## ABOUT THIS TASK
Filter the records for lines holding the string "Axis".

*** Opening of DATA TO EXAMINE ***

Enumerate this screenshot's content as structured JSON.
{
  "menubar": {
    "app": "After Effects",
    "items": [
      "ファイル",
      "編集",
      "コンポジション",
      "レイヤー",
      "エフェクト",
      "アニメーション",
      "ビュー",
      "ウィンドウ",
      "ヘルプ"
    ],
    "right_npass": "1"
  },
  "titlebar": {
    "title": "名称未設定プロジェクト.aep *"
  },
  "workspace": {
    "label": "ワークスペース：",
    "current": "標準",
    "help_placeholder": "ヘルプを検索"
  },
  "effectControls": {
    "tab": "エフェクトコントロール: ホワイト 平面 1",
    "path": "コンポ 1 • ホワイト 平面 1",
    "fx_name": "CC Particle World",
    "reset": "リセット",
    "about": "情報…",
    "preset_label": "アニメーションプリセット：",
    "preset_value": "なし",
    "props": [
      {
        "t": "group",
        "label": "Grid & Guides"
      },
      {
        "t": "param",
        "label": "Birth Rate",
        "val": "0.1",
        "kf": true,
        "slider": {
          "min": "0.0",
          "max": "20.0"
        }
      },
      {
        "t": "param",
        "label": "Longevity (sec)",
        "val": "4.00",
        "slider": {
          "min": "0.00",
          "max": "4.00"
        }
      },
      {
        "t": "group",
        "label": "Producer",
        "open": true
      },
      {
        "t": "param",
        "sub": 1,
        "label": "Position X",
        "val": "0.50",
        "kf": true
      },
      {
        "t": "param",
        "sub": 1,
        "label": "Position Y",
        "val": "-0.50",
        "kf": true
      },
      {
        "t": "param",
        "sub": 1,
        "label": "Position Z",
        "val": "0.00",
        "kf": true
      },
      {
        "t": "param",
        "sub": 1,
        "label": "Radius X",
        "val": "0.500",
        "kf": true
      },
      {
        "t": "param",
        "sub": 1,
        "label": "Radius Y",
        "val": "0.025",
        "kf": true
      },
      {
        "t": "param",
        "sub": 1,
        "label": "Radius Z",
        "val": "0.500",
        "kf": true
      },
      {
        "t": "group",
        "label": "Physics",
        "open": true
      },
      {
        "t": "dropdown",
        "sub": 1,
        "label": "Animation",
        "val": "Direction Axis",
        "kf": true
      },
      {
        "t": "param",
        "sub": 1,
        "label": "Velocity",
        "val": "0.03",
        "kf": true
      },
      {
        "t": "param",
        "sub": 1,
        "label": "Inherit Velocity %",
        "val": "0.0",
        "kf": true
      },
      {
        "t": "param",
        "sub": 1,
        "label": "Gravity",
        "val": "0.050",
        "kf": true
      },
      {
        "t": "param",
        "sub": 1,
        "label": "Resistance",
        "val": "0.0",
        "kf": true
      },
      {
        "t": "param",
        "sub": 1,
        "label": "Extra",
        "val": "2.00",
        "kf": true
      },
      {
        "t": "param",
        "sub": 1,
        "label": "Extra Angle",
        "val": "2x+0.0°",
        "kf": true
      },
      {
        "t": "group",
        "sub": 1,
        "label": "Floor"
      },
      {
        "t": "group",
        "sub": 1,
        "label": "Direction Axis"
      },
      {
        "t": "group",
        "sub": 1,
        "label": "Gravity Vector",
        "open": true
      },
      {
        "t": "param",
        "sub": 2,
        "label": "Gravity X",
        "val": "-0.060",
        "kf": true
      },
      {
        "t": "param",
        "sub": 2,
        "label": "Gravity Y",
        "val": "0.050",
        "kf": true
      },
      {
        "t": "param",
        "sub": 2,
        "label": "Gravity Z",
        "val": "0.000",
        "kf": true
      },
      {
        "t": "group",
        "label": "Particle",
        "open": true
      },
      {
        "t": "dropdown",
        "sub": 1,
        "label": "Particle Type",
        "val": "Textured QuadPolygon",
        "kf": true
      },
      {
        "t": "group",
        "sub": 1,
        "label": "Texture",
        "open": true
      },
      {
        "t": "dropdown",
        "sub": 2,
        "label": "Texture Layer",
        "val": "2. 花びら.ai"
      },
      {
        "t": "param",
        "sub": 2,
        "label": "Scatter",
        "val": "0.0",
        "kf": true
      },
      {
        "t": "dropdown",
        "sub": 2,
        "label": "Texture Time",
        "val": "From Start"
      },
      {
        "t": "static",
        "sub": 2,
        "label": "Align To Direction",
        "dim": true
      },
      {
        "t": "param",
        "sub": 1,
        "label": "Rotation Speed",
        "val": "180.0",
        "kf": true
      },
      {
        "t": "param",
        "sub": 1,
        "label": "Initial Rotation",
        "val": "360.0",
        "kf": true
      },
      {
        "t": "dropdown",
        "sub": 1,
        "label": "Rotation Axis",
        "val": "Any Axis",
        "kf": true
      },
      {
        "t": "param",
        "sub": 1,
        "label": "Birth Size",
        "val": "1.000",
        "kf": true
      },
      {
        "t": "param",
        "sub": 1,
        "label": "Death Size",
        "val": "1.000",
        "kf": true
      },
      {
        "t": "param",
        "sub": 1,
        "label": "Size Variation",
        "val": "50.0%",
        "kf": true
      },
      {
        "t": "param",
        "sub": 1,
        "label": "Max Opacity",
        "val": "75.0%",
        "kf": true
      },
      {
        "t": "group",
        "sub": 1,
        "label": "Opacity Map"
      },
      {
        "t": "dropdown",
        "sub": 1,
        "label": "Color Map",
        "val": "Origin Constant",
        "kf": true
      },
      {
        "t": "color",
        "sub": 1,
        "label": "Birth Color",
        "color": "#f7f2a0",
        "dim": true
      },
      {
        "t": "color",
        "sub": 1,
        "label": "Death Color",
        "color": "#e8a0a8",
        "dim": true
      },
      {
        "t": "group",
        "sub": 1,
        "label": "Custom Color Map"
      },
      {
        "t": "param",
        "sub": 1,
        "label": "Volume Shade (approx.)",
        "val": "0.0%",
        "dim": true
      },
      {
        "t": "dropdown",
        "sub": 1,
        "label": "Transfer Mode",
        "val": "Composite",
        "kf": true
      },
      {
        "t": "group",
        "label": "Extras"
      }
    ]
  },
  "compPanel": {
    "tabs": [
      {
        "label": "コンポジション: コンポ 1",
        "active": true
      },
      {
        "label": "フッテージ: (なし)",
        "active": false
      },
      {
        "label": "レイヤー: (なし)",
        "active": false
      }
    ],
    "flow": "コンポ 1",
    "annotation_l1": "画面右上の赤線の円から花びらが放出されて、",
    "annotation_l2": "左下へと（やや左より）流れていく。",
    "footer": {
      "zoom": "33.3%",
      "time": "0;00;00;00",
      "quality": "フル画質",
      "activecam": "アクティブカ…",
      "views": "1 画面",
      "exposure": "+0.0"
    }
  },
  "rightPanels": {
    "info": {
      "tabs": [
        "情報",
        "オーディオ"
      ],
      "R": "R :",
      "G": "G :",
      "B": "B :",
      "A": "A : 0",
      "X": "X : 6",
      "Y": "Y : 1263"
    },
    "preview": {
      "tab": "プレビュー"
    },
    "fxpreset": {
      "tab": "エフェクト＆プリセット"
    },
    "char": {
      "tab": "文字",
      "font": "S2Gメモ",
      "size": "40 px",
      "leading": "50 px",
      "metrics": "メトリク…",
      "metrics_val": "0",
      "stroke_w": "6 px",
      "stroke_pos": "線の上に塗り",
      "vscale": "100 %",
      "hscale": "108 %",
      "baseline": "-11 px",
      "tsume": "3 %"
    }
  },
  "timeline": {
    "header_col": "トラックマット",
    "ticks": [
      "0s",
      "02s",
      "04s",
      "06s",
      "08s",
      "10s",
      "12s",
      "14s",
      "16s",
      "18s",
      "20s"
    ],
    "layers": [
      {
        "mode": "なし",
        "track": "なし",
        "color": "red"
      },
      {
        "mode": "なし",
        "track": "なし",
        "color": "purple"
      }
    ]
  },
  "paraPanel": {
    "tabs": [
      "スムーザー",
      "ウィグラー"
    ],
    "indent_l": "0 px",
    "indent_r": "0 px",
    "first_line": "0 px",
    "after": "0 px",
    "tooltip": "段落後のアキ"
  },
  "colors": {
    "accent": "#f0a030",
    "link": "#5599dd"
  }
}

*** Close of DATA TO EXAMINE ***

## WRITTEN REPLY
        "val": "Direction Axis",
        "label": "Direction Axis"
        "label": "Rotation Axis",
        "val": "Any Axis",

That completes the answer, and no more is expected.